MATERIAL SHOWN:
◆ ◆ ◆ ◆ ◆ ◆ ◆
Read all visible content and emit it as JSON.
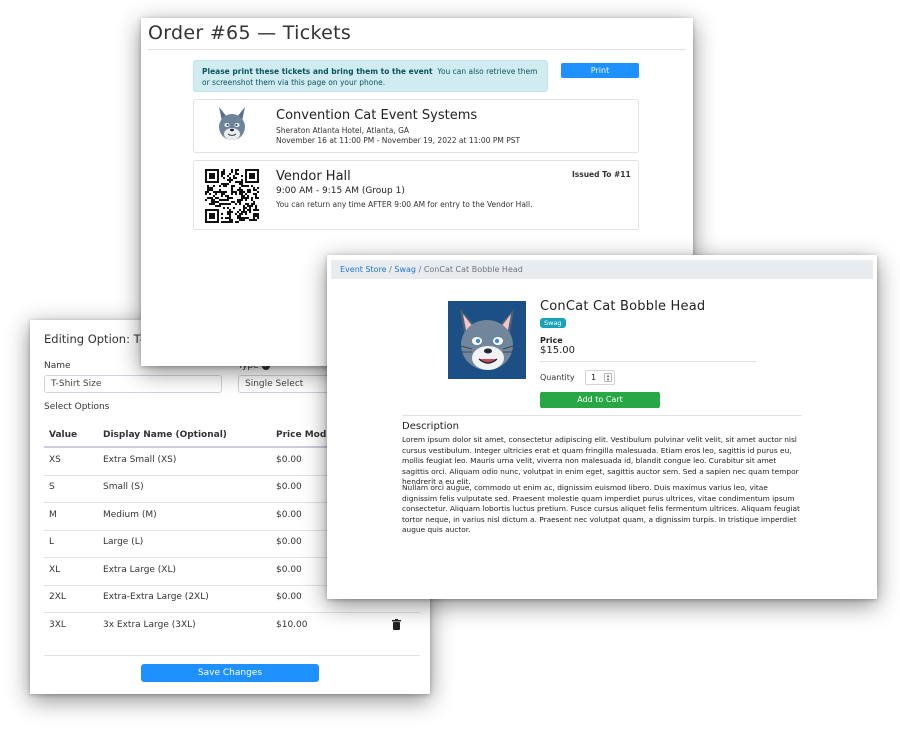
{
  "edit_panel": {
    "title": "Editing Option: T-Shirt Size",
    "name_label": "Name",
    "name_value": "T-Shirt Size",
    "type_label": "Type",
    "type_value": "Single Select",
    "select_options_label": "Select Options",
    "columns": [
      "Value",
      "Display Name (Optional)",
      "Price Modifi"
    ],
    "rows": [
      {
        "value": "XS",
        "display": "Extra Small (XS)",
        "price": "$0.00"
      },
      {
        "value": "S",
        "display": "Small (S)",
        "price": "$0.00"
      },
      {
        "value": "M",
        "display": "Medium (M)",
        "price": "$0.00"
      },
      {
        "value": "L",
        "display": "Large (L)",
        "price": "$0.00"
      },
      {
        "value": "XL",
        "display": "Extra Large (XL)",
        "price": "$0.00"
      },
      {
        "value": "2XL",
        "display": "Extra-Extra Large (2XL)",
        "price": "$0.00"
      },
      {
        "value": "3XL",
        "display": "3x Extra Large (3XL)",
        "price": "$10.00"
      }
    ],
    "save_label": "Save Changes"
  },
  "tickets_panel": {
    "title": "Order #65 — Tickets",
    "notice_bold": "Please print these tickets and bring them to the event",
    "notice_rest": "You can also retrieve them or screenshot them via this page on your phone.",
    "print_label": "Print",
    "event": {
      "name": "Convention Cat Event Systems",
      "location": "Sheraton Atlanta Hotel, Atlanta, GA",
      "dates": "November 16 at 11:00 PM - November 19, 2022 at 11:00 PM PST"
    },
    "ticket": {
      "name": "Vendor Hall",
      "time": "9:00 AM - 9:15 AM (Group 1)",
      "note": "You can return any time AFTER 9:00 AM for entry to the Vendor Hall.",
      "issued": "Issued To #11"
    }
  },
  "product_panel": {
    "breadcrumbs": [
      "Event Store",
      "Swag",
      "ConCat Cat Bobble Head"
    ],
    "name": "ConCat Cat Bobble Head",
    "badge": "Swag",
    "price_label": "Price",
    "price": "$15.00",
    "quantity_label": "Quantity",
    "quantity": "1",
    "add_label": "Add to Cart",
    "description_title": "Description",
    "paragraphs": [
      "Lorem ipsum dolor sit amet, consectetur adipiscing elit. Vestibulum pulvinar velit velit, sit amet auctor nisl cursus vestibulum. Integer ultricies erat et quam fringilla malesuada. Etiam eros leo, sagittis id purus eu, mollis feugiat leo. Mauris urna velit, viverra non malesuada id, blandit congue leo. Curabitur sit amet sagittis orci. Aliquam odio nunc, volutpat in enim eget, sagittis auctor sem. Sed a sapien nec quam tempor hendrerit a eu elit.",
      "Nullam orci augue, commodo ut enim ac, dignissim euismod libero. Duis maximus varius leo, vitae dignissim felis vulputate sed. Praesent molestie quam imperdiet purus ultrices, vitae condimentum ipsum consectetur. Aliquam lobortis luctus pretium. Fusce cursus aliquet felis fermentum ultrices. Aliquam feugiat tortor neque, in varius nisl dictum a. Praesent nec volutpat quam, a dignissim turpis. In tristique imperdiet augue quis auctor."
    ]
  },
  "colors": {
    "primary": "#1e90ff",
    "success": "#28a745",
    "info_badge": "#17a2b8",
    "notice_bg": "#d1ecf1",
    "logo_bg": "#1b4f86"
  }
}
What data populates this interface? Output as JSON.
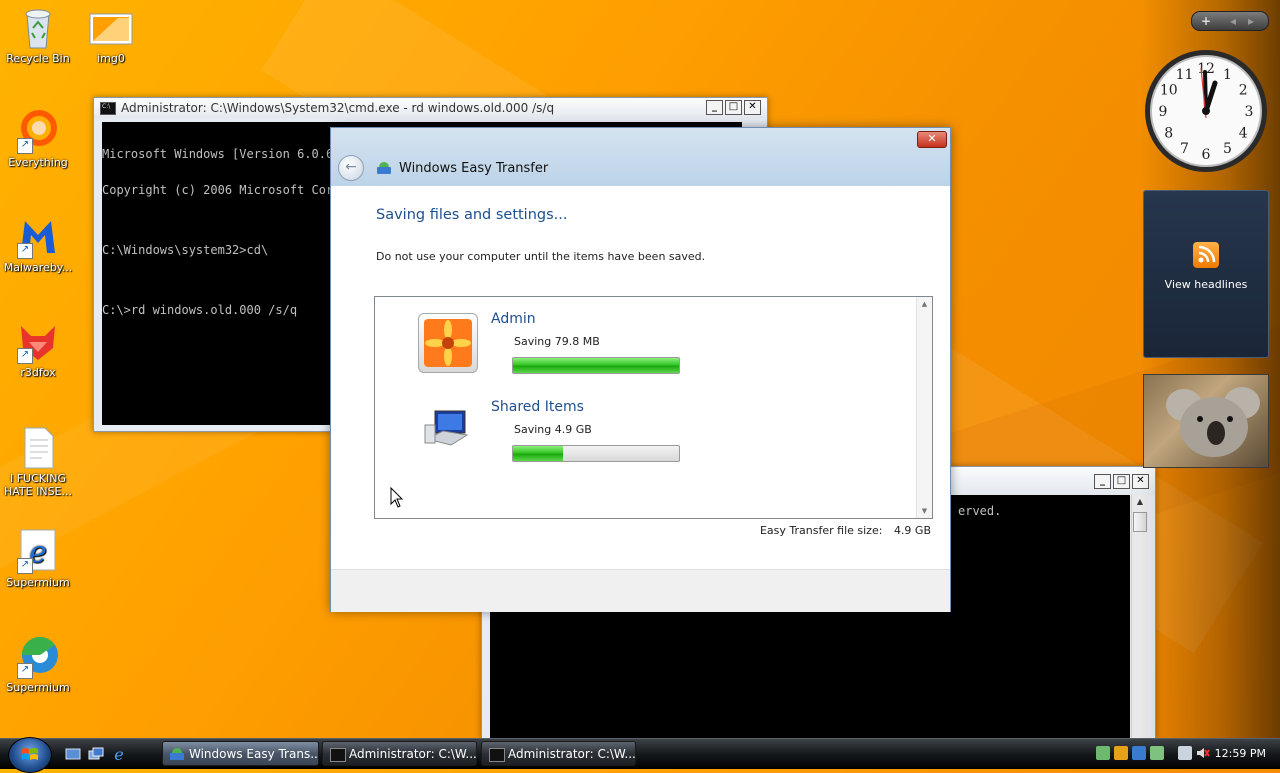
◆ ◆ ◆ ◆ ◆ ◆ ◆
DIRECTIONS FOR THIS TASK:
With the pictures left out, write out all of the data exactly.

RESULT FOR THIS EXERCISE:
Read all visible content and emit it as JSON.
{
  "edit_panel": {
    "title": "Editing Option: T-Shirt Size",
    "name_label": "Name",
    "name_value": "T-Shirt Size",
    "type_label": "Type",
    "type_value": "Single Select",
    "select_options_label": "Select Options",
    "columns": [
      "Value",
      "Display Name (Optional)",
      "Price Modifi"
    ],
    "rows": [
      {
        "value": "XS",
        "display": "Extra Small (XS)",
        "price": "$0.00"
      },
      {
        "value": "S",
        "display": "Small (S)",
        "price": "$0.00"
      },
      {
        "value": "M",
        "display": "Medium (M)",
        "price": "$0.00"
      },
      {
        "value": "L",
        "display": "Large (L)",
        "price": "$0.00"
      },
      {
        "value": "XL",
        "display": "Extra Large (XL)",
        "price": "$0.00"
      },
      {
        "value": "2XL",
        "display": "Extra-Extra Large (2XL)",
        "price": "$0.00"
      },
      {
        "value": "3XL",
        "display": "3x Extra Large (3XL)",
        "price": "$10.00"
      }
    ],
    "save_label": "Save Changes"
  },
  "tickets_panel": {
    "title": "Order #65 — Tickets",
    "notice_bold": "Please print these tickets and bring them to the event",
    "notice_rest": "You can also retrieve them or screenshot them via this page on your phone.",
    "print_label": "Print",
    "event": {
      "name": "Convention Cat Event Systems",
      "location": "Sheraton Atlanta Hotel, Atlanta, GA",
      "dates": "November 16 at 11:00 PM - November 19, 2022 at 11:00 PM PST"
    },
    "ticket": {
      "name": "Vendor Hall",
      "time": "9:00 AM - 9:15 AM (Group 1)",
      "note": "You can return any time AFTER 9:00 AM for entry to the Vendor Hall.",
      "issued": "Issued To #11"
    }
  },
  "product_panel": {
    "breadcrumbs": [
      "Event Store",
      "Swag",
      "ConCat Cat Bobble Head"
    ],
    "name": "ConCat Cat Bobble Head",
    "badge": "Swag",
    "price_label": "Price",
    "price": "$15.00",
    "quantity_label": "Quantity",
    "quantity": "1",
    "add_label": "Add to Cart",
    "description_title": "Description",
    "paragraphs": [
      "Lorem ipsum dolor sit amet, consectetur adipiscing elit. Vestibulum pulvinar velit velit, sit amet auctor nisl cursus vestibulum. Integer ultricies erat et quam fringilla malesuada. Etiam eros leo, sagittis id purus eu, mollis feugiat leo. Mauris urna velit, viverra non malesuada id, blandit congue leo. Curabitur sit amet sagittis orci. Aliquam odio nunc, volutpat in enim eget, sagittis auctor sem. Sed a sapien nec quam tempor hendrerit a eu elit.",
      "Nullam orci augue, commodo ut enim ac, dignissim euismod libero. Duis maximus varius leo, vitae dignissim felis vulputate sed. Praesent molestie quam imperdiet purus ultrices, vitae condimentum ipsum consectetur. Aliquam lobortis luctus pretium. Fusce cursus aliquet felis fermentum ultrices. Aliquam feugiat tortor neque, in varius nisl dictum a. Praesent nec volutpat quam, a dignissim turpis. In tristique imperdiet augue quis auctor."
    ]
  },
  "colors": {
    "primary": "#1e90ff",
    "success": "#28a745",
    "info_badge": "#17a2b8",
    "notice_bg": "#d1ecf1",
    "logo_bg": "#1b4f86"
  }
}
What data populates this interface? Output as JSON.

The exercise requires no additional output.